|Chair Su Tseng-chang introduces DPP's Fifth Defense Policy Blue Paper|
1. Implement concrete and comprehensive measures to strengthen cyber defense capabilities;
2. Accelerating the indigenous production of submarines; and
3. Transforming Taiwan's air capabilities to include indigenous production of advanced long-range unmanned combat air vehicles (UCAV) and research regarding production of next-generation fighter jets.
The DPP's Fifth Defense Policy Blue paper (English translation begins at page 37), "China's Military Threats against Taiwan in 2025," details the pace and scope of China's military buildup in cyber warfare capability, growth of the precision and diversification of missiles and fifth generation fighters, plus the PLA Navy's transformation.

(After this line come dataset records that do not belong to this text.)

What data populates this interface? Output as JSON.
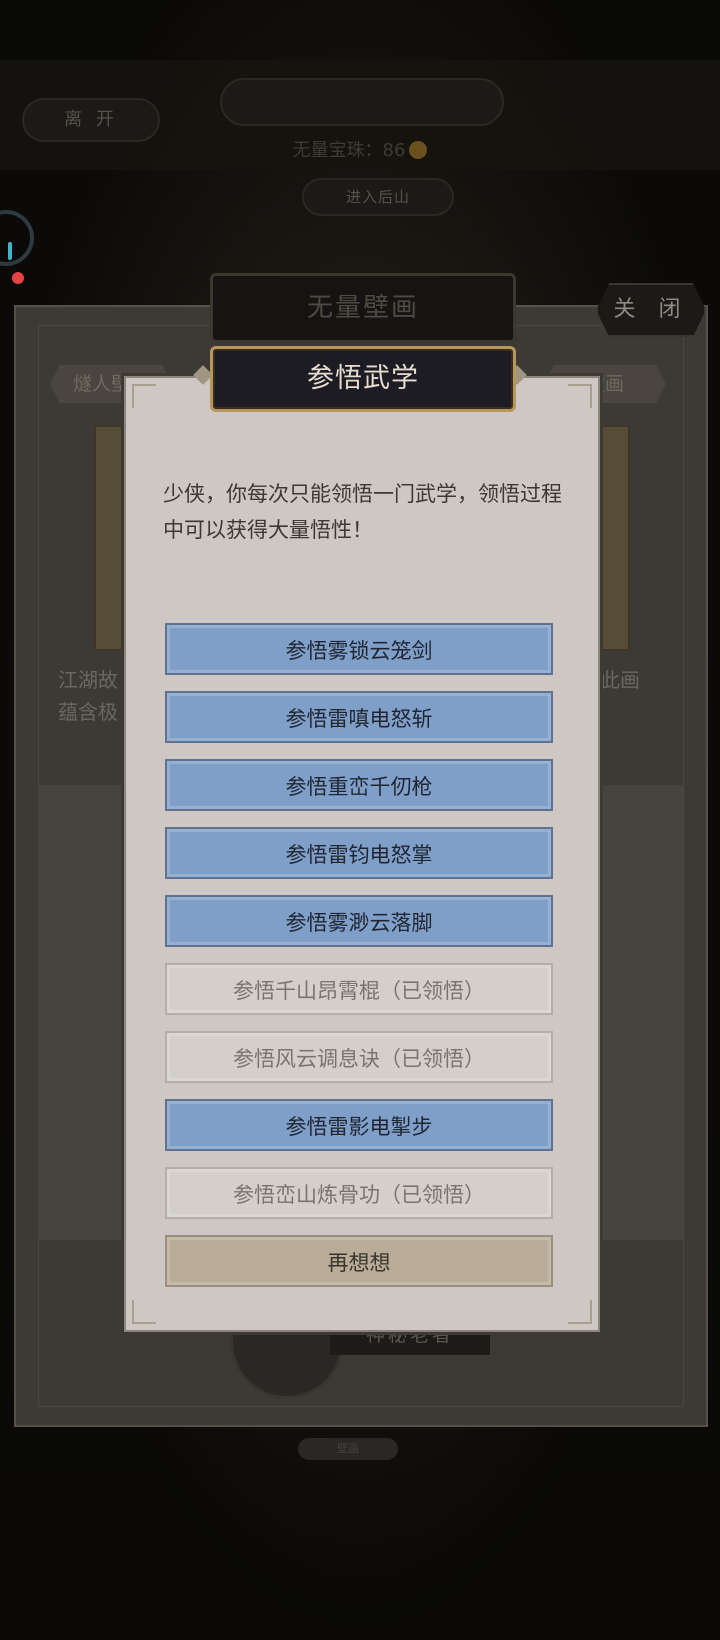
{
  "background": {
    "leave_label": "离 开",
    "treasure_text": "无量宝珠：86",
    "enter_label": "进入后山",
    "panel_title": "无量壁画",
    "close_label": "关 闭",
    "tab_left": "燧人壁画",
    "tab_right": "壁画",
    "desc_left": "江湖故\n蕴含极",
    "desc_right": "此画",
    "npc_label": "神秘老者",
    "bottom_label": "壁画"
  },
  "dialog": {
    "title": "参悟武学",
    "message": "少侠，你每次只能领悟一门武学，领悟过程中可以获得大量悟性！",
    "options": [
      {
        "label": "参悟雾锁云笼剑",
        "learned": false
      },
      {
        "label": "参悟雷嗔电怒斩",
        "learned": false
      },
      {
        "label": "参悟重峦千仞枪",
        "learned": false
      },
      {
        "label": "参悟雷钧电怒掌",
        "learned": false
      },
      {
        "label": "参悟雾渺云落脚",
        "learned": false
      },
      {
        "label": "参悟千山昂霄棍（已领悟）",
        "learned": true
      },
      {
        "label": "参悟风云调息诀（已领悟）",
        "learned": true
      },
      {
        "label": "参悟雷影电掣步",
        "learned": false
      },
      {
        "label": "参悟峦山炼骨功（已领悟）",
        "learned": true
      }
    ],
    "cancel_label": "再想想"
  },
  "colors": {
    "option_active": "#7f9fc9",
    "option_learned": "#d4cfcb",
    "cancel": "#b9ad99",
    "title_border": "#b8975a"
  }
}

Protecting Taiwan's highly informationalized society is a top priority and demands attracting more information warfare personnel, developing asymmetrical cyber operational concepts and equipment, and strengthening cyber defense frontlines.
To defend Taiwan's maritime security, indigenous production of submarines should be initiated immediately and more proactively, in conjunction with the continued production of swift, stealth missile boats.
The high density and precision strikes of the PLA's missiles, fighters and bombers must be met by continued upgrading of the IDF and F16 fleets, procurement, if possible, of advanced fighters from foreign sources, indigenous production of advanced long-range unmanned combat vehicles (UCAVs) and research into the indigenous production of next generation fighter jets with refined long-range precision strike munitions.
Reiterating the DPP's call that Taiwan's national defense budget "should return to the level of 3% of GDP," Chair Su declared, "Only by audaciously shouldering the responsibility and bearing the burden of national defense can all of us and our future generations continue to enjoy the fruits of freedom and democracy."
The DPP Defense Policy Advisory Committee has launched a series of defense policy blue papers since June 2013. There were many Taiwanese and American experts, as well as several retired generals and admirals, who offered their valuable advice and insight during the process. The DPP is a responsible political party which values Taiwan’s national security and will continue publishing the Defense Policy Blue Papers on the issues such as force planning, budget, and serviceman throughout this and next year.